Herps as Pets
It wasn't until I owned my first Iguana (named Conan), that I realized I wanted to try and pursue a career in herpetology (or something related). Even though I haven't found that career yet, I still haven't given up hope. Therefore, I think keeping herps as pets can be very important in helping ones' interest blossom into something more serious. Herps make great pets, however, they are not exactly easy pets. Anyone who decides they want a cold-blooded pet needs to be aware of the dedication it takes. Iguanas, for example, are easily found at a cheap price in almost any pet store, but beware! If the new owner isn't ready and aware of an Iguanas' needs, they can be unpleasantly surprised when their pet becomes sick or unmanageable (a six foot bull Iguana that doesn't like people is a force to be reckoned with).

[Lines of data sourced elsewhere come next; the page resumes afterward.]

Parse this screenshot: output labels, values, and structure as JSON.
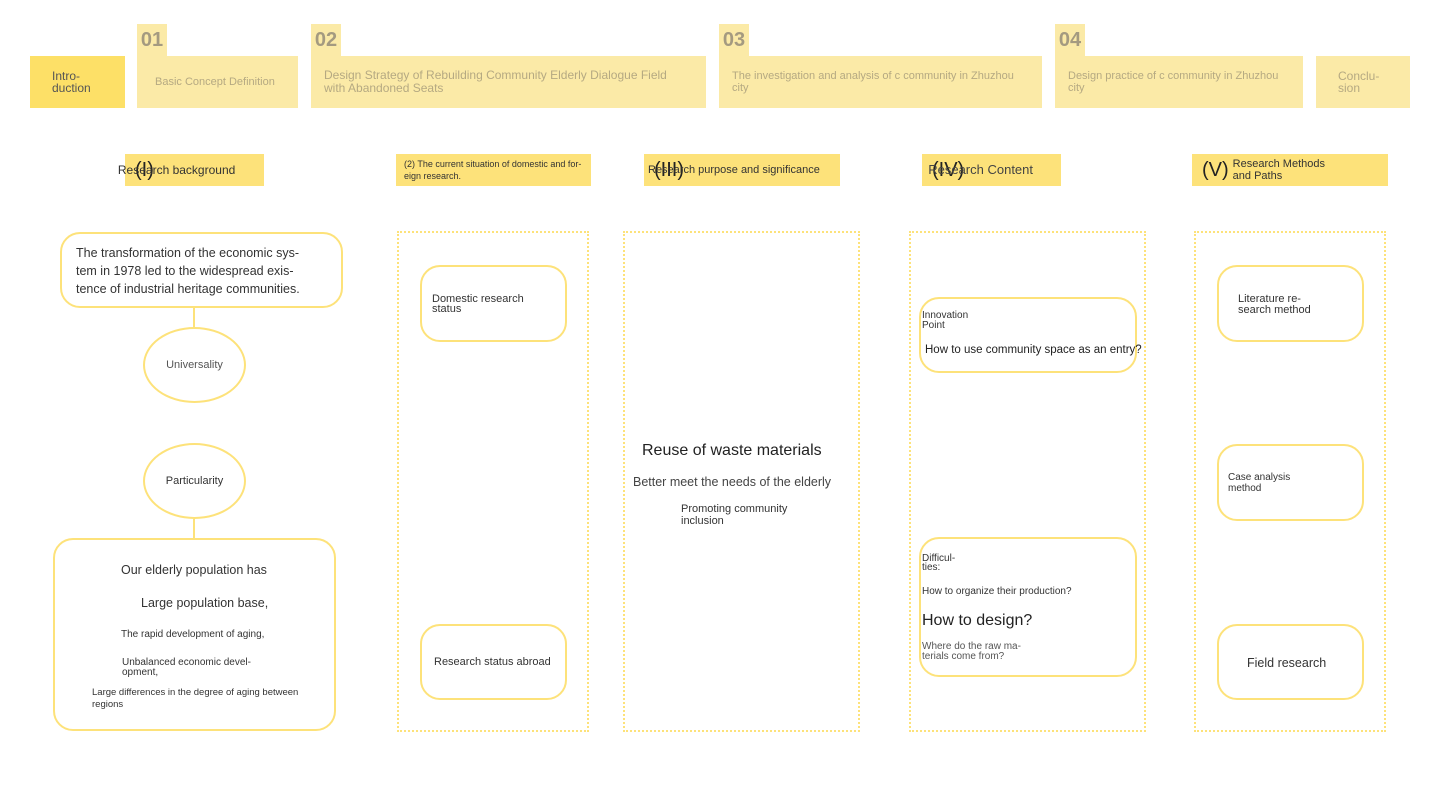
{
  "nav": {
    "intro": "Intro-\nduction",
    "items": [
      {
        "num": "01",
        "label": "Basic Concept Definition"
      },
      {
        "num": "02",
        "label": "Design Strategy of Rebuilding Community Elderly Dialogue Field with Abandoned Seats"
      },
      {
        "num": "03",
        "label": "The investigation and analysis of c community in Zhuzhou city"
      },
      {
        "num": "04",
        "label": "Design practice of c community in Zhuzhou city"
      }
    ],
    "conclusion": "Conclu-\nsion"
  },
  "sections": {
    "s1": {
      "roman": "(I)",
      "label": "Research background"
    },
    "s2": {
      "label": "(2) The current situation of domestic and for-\neign research."
    },
    "s3": {
      "roman": "(III)",
      "label": "Research purpose and significance"
    },
    "s4": {
      "roman": "(IV)",
      "label": "Research Content"
    },
    "s5": {
      "roman": "(V)",
      "label": "Research Methods and Paths"
    }
  },
  "col1": {
    "top_box": "The transformation of the economic sys-\ntem in 1978 led to the widespread exis-\ntence of industrial heritage communities.",
    "circle1": "Universality",
    "circle2": "Particularity",
    "line1": "Our elderly population has",
    "line2": "Large population base,",
    "line3": "The rapid development of aging,",
    "line4": "Unbalanced economic devel-\nopment,",
    "line5": "Large differences in the degree of aging between\nregions"
  },
  "col2": {
    "box1": "Domestic research\nstatus",
    "box2": "Research status abroad"
  },
  "col3": {
    "line1": "Reuse of waste materials",
    "line2": "Better meet the needs of the elderly",
    "line3": "Promoting community\ninclusion"
  },
  "col4": {
    "innov_label": "Innovation\nPoint",
    "innov_text": "How to use community space as an entry?",
    "diff_label": "Difficul-\nties:",
    "diff_q1": "How to organize their production?",
    "diff_q2": "How to design?",
    "diff_q3": "Where do the raw ma-\nterials come from?"
  },
  "col5": {
    "box1": "Literature re-\nsearch method",
    "box2": "Case analysis\nmethod",
    "box3": "Field research"
  }
}
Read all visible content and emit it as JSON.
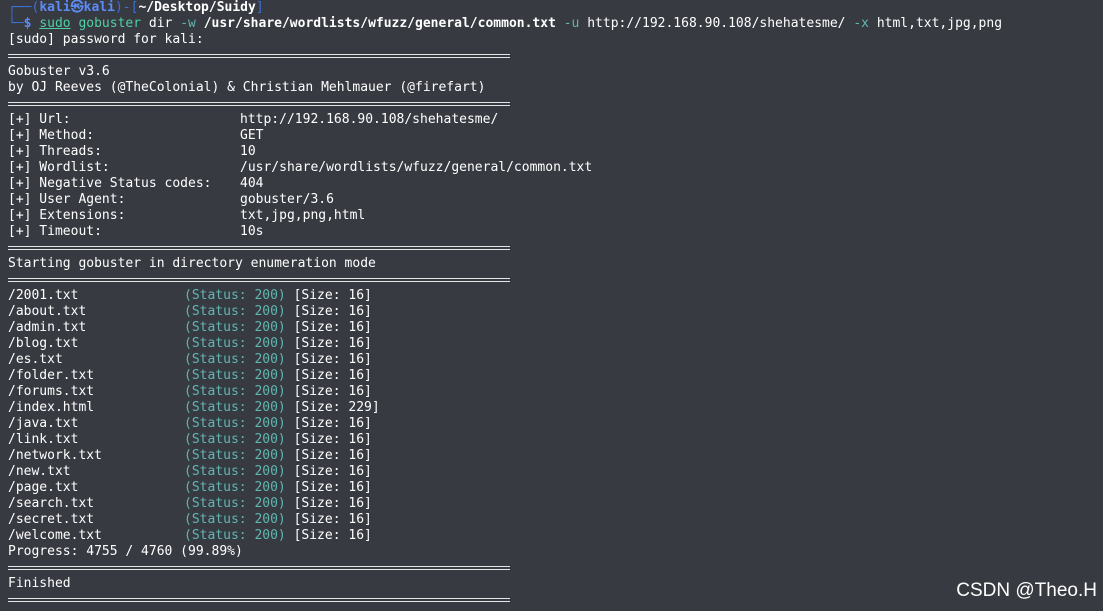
{
  "prompt": {
    "corner_top": "┌──(",
    "user": "kali",
    "at_symbol": "㉿",
    "host": "kali",
    "dir_open": ")-[",
    "dir": "~/Desktop/Suidy",
    "dir_close": "]",
    "corner_bottom": "└─",
    "dollar": "$ "
  },
  "command": {
    "sudo": "sudo",
    "tool": "gobuster",
    "subcommand": " dir ",
    "w_flag": "-w",
    "wordlist": "/usr/share/wordlists/wfuzz/general/common.txt",
    "u_flag": "-u",
    "url": "http://192.168.90.108/shehatesme/",
    "x_flag": "-x",
    "extensions": "html,txt,jpg,png"
  },
  "sudo_prompt": "[sudo] password for kali:",
  "banner": {
    "version": "Gobuster v3.6",
    "authors": "by OJ Reeves (@TheColonial) & Christian Mehlmauer (@firefart)"
  },
  "config": [
    {
      "key": "[+] Url:",
      "value": "http://192.168.90.108/shehatesme/"
    },
    {
      "key": "[+] Method:",
      "value": "GET"
    },
    {
      "key": "[+] Threads:",
      "value": "10"
    },
    {
      "key": "[+] Wordlist:",
      "value": "/usr/share/wordlists/wfuzz/general/common.txt"
    },
    {
      "key": "[+] Negative Status codes:",
      "value": "404"
    },
    {
      "key": "[+] User Agent:",
      "value": "gobuster/3.6"
    },
    {
      "key": "[+] Extensions:",
      "value": "txt,jpg,png,html"
    },
    {
      "key": "[+] Timeout:",
      "value": "10s"
    }
  ],
  "mode_message": "Starting gobuster in directory enumeration mode",
  "results": [
    {
      "path": "/2001.txt",
      "status": "(Status: 200)",
      "size": "[Size: 16]"
    },
    {
      "path": "/about.txt",
      "status": "(Status: 200)",
      "size": "[Size: 16]"
    },
    {
      "path": "/admin.txt",
      "status": "(Status: 200)",
      "size": "[Size: 16]"
    },
    {
      "path": "/blog.txt",
      "status": "(Status: 200)",
      "size": "[Size: 16]"
    },
    {
      "path": "/es.txt",
      "status": "(Status: 200)",
      "size": "[Size: 16]"
    },
    {
      "path": "/folder.txt",
      "status": "(Status: 200)",
      "size": "[Size: 16]"
    },
    {
      "path": "/forums.txt",
      "status": "(Status: 200)",
      "size": "[Size: 16]"
    },
    {
      "path": "/index.html",
      "status": "(Status: 200)",
      "size": "[Size: 229]"
    },
    {
      "path": "/java.txt",
      "status": "(Status: 200)",
      "size": "[Size: 16]"
    },
    {
      "path": "/link.txt",
      "status": "(Status: 200)",
      "size": "[Size: 16]"
    },
    {
      "path": "/network.txt",
      "status": "(Status: 200)",
      "size": "[Size: 16]"
    },
    {
      "path": "/new.txt",
      "status": "(Status: 200)",
      "size": "[Size: 16]"
    },
    {
      "path": "/page.txt",
      "status": "(Status: 200)",
      "size": "[Size: 16]"
    },
    {
      "path": "/search.txt",
      "status": "(Status: 200)",
      "size": "[Size: 16]"
    },
    {
      "path": "/secret.txt",
      "status": "(Status: 200)",
      "size": "[Size: 16]"
    },
    {
      "path": "/welcome.txt",
      "status": "(Status: 200)",
      "size": "[Size: 16]"
    }
  ],
  "progress": "Progress: 4755 / 4760 (99.89%)",
  "finished": "Finished",
  "watermark": "CSDN @Theo.H",
  "colors": {
    "background": "#383a42",
    "prompt_blue": "#3a6fd8",
    "status_teal": "#5fb7b0",
    "command_green": "#4fd0a3"
  }
}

Don't be discouraged, however! There are several herps that make great first-time cold-blooded pets. For example, in my mind there is no better "starter herp" than the Corn Snake (Elaphe guttata). If acquired young, they can become very accustomed to human handling, they are beautiful snakes that grow to a fair size (four to five foot), and compared to other snakes they have simple husbandry requirements. There is a bad habit among people who are interested in getting into herpetoculture (the hobby of keeping herps as pets) of needing to start large and extravagant. All too often, this results in a discouraged owner with a large, unmanageable Nile Monitor Lizard or Red-tailed Boa Constrictor. Remember, having a cold-blooded pet is extravagant in-and-of-itself. No need to make it a bad experience by obtaining a species that should be left for herpetoculturists with a little more experience. Some day, that will be you!
Remember these rules of thumb for beginners:
1)Start small and manageable
2)Do extensive research of your desired pet (i.e., make sure you know it's adult size, what kind of habitat it likes in the wild etc.)
3)Make sure that the pet-shop employee you are talking to is knowledgeable about herp care. Many of them are great, however, some don't know a salamander from a lizard (let alone how they should be cared for in captivity). You will generally get much better information from employees in small (non-chain) pet stores that specialize in herps.
4)Avoid wild-caught herps!
Good starter herps:
Certain species of King Snakes
Not for the faint-of-heart:
Any large constrictor (boas, pythons, anacondas)
Any crocodilians (caimans, alligators)
Monitor Lizards (savannahs, niles, Dumerils, etc.)
True Chameleons (Jacksons', Parsons', etc.)
REMARKS ON THE ILLEGAL TRAFFICKING Of ANIMALS
Wild animals are "wild" for a reason. Although, I am a big proponent of keeping herps as pets, I'm an even bigger supporter of them surviving in the wild until, evolutionarily, their time is up. Unfortunately, many species will not exist long enough on this planet for their time of departure to be decided by nature. In other words, the actions of humans have sped up the processes that cause animals to go extinct. While habitat destruction is probably the largest reason for declines in animal populations world-wide, the illegal trafficking of exotic or endangered species contributes significantly to diminishing animal populations.
What can you do?
First of all, you can do everything in your power to determine if an animal that your interested in buying has been captive-bred or wild-caught. Ask your local pet store about an animal before you purchase it. If they don't know where it came from, chances are it's an animal that was removed from the wild. I know it's hard, but try to avoid these individuals as pets. Not only do they usually not fair well in captivity, it is one way in which their populations are being diminished in the wild. There are many captive-bred herps, which make good pets and you should try to focus on these.
Here's a list of herps that are likely to be captive-bred (this list is not all-inclusive):
Corn Snakes or King Snakes with exotic color morphs
In some instances, juvenile or hatchling individuals of a given species
Many snakes with color patterns that are exotic or abnormal for their species have been specifically bred to look that way. These snakes are likely captive-bred individuals.